Seven government agencies will work together on the campaign to "purify the Internet's cultural environment and protect the healthy development of minors," said a statement by the information office of the State Council, China's Cabinet.
Pornography is banned in China, though the government's Internet police struggle to block Web sites based abroad.
The government announcement said Google and Baidu, China's two most heavily used search engines, had failed to take "efficient" measures after receiving notices from the country's Internet watchdog that they were providing links to pornographic material.
The statement also named popular Web portals Sina and Sohu, as well as a number of video sharing sites and online bulletin boards, that it said contain problematic photos, blogs and postings.

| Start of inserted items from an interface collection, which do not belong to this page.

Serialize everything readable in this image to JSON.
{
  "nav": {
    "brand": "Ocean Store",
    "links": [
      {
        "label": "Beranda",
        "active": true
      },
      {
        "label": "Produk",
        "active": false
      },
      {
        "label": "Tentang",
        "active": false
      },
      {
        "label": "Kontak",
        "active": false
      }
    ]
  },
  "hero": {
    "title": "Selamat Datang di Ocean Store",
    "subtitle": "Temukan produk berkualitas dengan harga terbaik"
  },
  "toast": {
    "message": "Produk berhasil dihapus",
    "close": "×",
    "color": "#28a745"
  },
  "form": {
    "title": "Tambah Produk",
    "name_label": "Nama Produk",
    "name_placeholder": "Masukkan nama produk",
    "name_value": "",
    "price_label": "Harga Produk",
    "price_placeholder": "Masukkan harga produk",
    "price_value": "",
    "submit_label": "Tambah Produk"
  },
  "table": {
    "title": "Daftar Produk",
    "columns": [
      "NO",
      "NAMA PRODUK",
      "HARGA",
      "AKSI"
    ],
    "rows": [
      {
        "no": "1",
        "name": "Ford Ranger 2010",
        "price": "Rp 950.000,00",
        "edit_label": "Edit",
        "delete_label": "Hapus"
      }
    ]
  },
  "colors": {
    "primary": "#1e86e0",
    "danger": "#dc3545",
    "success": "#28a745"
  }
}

The statement, which was posted to a news and information Web site managed by the State Council, said violators will be severely punished, but did not give details or say how long the campaign will last.
A Google spokeswoman in China, Cui Jin, defended the site's operations, saying it is a search engine and does not generate any pornographic content. The company obeys Chinese law, she said.

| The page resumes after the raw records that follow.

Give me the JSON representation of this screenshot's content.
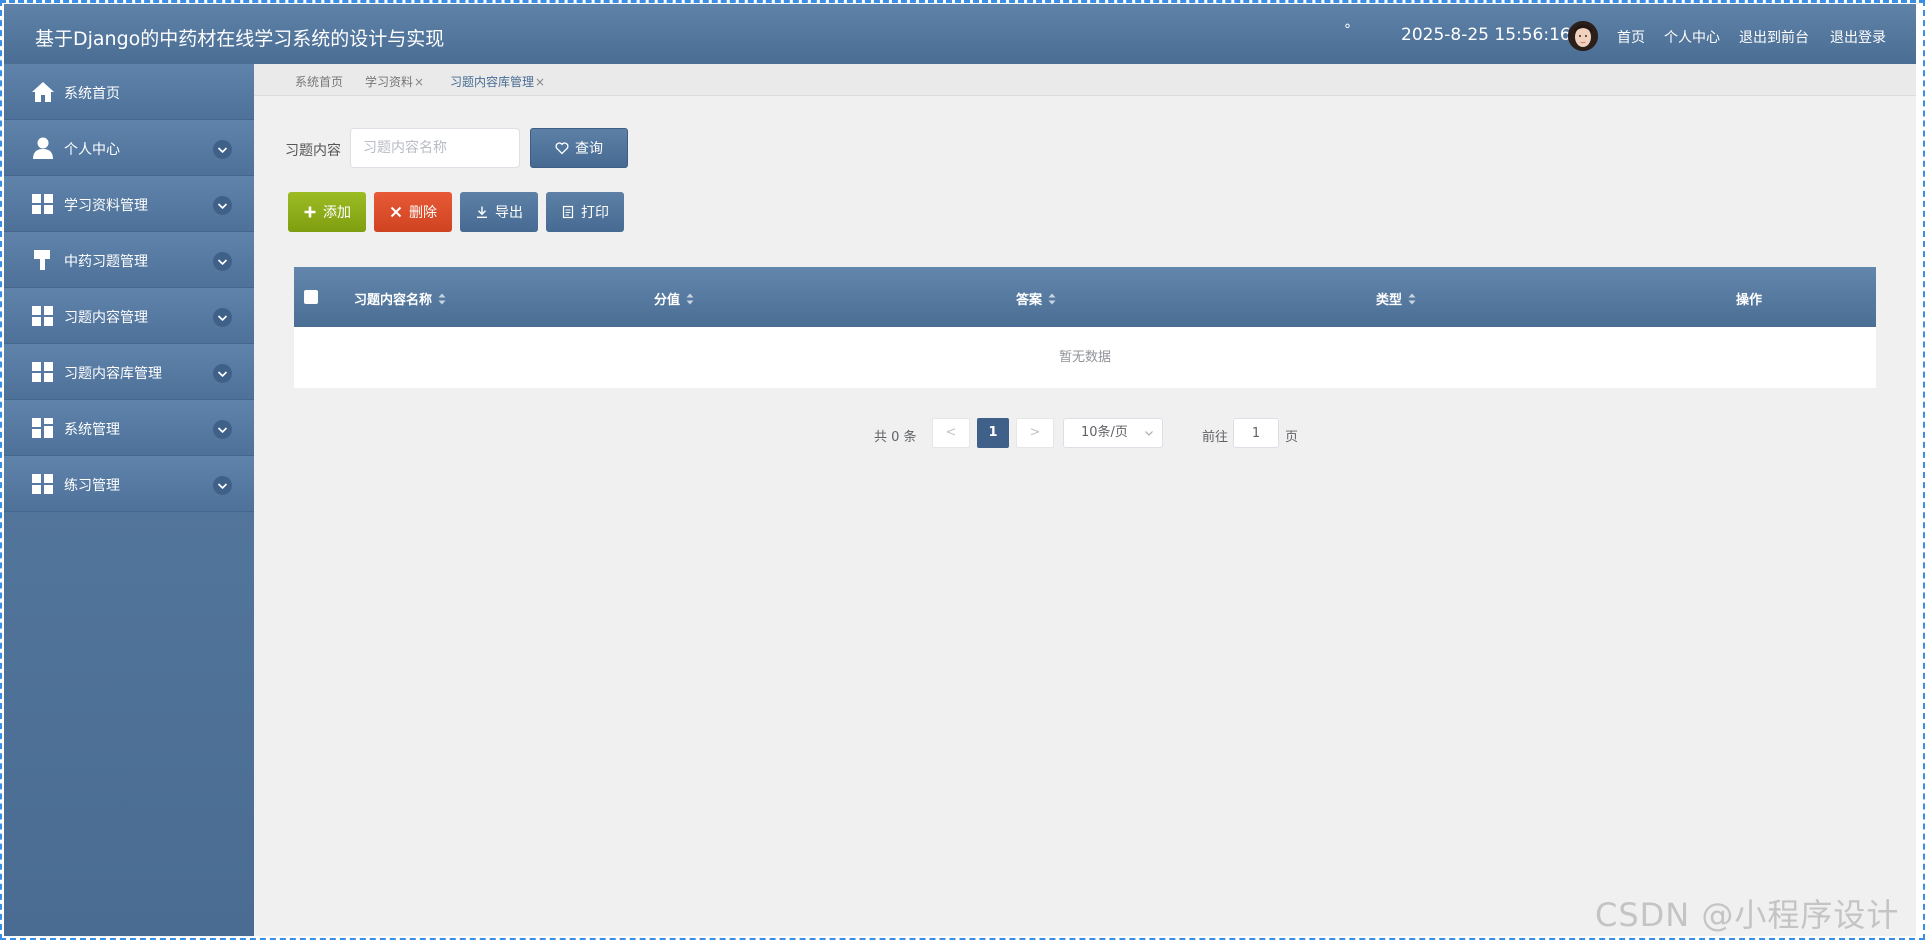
{
  "header": {
    "title": "基于Django的中药材在线学习系统的设计与实现",
    "degree": "°",
    "datetime": "2025-8-25 15:56:16",
    "nav": [
      "首页",
      "个人中心",
      "退出到前台",
      "退出登录"
    ]
  },
  "sidebar": {
    "items": [
      {
        "label": "系统首页",
        "icon": "home-icon",
        "expandable": false
      },
      {
        "label": "个人中心",
        "icon": "user-icon",
        "expandable": true
      },
      {
        "label": "学习资料管理",
        "icon": "grid-icon",
        "expandable": true
      },
      {
        "label": "中药习题管理",
        "icon": "brush-icon",
        "expandable": true
      },
      {
        "label": "习题内容管理",
        "icon": "grid-icon",
        "expandable": true
      },
      {
        "label": "习题内容库管理",
        "icon": "grid-icon",
        "expandable": true
      },
      {
        "label": "系统管理",
        "icon": "grid-icon",
        "expandable": true
      },
      {
        "label": "练习管理",
        "icon": "grid-icon",
        "expandable": true
      }
    ]
  },
  "tabs": [
    {
      "label": "系统首页",
      "closable": false,
      "active": false
    },
    {
      "label": "学习资料",
      "closable": true,
      "active": false
    },
    {
      "label": "习题内容库管理",
      "closable": true,
      "active": true
    }
  ],
  "tab_close": "×",
  "search": {
    "label": "习题内容",
    "placeholder": "习题内容名称",
    "query_label": "查询"
  },
  "actions": {
    "add": "添加",
    "delete": "删除",
    "export": "导出",
    "print": "打印"
  },
  "table": {
    "columns": [
      "习题内容名称",
      "分值",
      "答案",
      "类型",
      "操作"
    ],
    "empty_text": "暂无数据"
  },
  "pagination": {
    "total": "共 0 条",
    "prev": "<",
    "next": ">",
    "current_page": "1",
    "page_size": "10条/页",
    "jump_label": "前往",
    "jump_value": "1",
    "jump_suffix": "页"
  },
  "watermark": "CSDN @小程序设计",
  "colors": {
    "header": "#4a6d94",
    "add": "#8bab19",
    "delete": "#dc4e2b",
    "primary": "#4f7299"
  }
}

"If we find any violation, we will take action. So far, I haven't seen any examples of violations," Cui said.
Baidu did not immediately return an e-mail seeking comment, and phones at Sina and Sohu rang unanswered.

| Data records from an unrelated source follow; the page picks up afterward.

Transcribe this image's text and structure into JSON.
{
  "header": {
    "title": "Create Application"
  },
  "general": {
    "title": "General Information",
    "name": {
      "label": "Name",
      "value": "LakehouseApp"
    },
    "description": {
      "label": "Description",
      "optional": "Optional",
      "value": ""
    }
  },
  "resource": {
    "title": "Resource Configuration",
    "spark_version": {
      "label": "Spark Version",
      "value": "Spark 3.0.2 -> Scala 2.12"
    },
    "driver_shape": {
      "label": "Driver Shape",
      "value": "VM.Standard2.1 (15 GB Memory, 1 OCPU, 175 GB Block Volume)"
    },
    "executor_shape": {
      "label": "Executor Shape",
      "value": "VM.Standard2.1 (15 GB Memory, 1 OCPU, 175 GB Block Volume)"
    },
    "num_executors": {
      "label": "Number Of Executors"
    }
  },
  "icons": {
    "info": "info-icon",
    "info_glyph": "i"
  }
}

China has the world's largest population of Internet users with more than 250 million. The central government has blocked access to many Web sites it considers subversive or too political, including The New York Times' Web site on Dec. 19. It was unblocked a couple days later and remained open Monday.
Beijing loosened some media and Internet controls during the 2008 Summer Olympics - gestures that were meant to show the international community that the games had brought greater freedom to the Chinese people. During the August games, China allowed access to long-barred Web sites such as those of the British Broadcasting Corp. and Human Rights Watch. Those Web sites remained open Monday.
In the past the Foreign Ministry has defended China's right to censor Web sites that have material deemed illegal by the government, saying that other countries regulate Internet usage, too.
On the Net:
China information Web site managed by the State Council Information Office: http://china.com.cn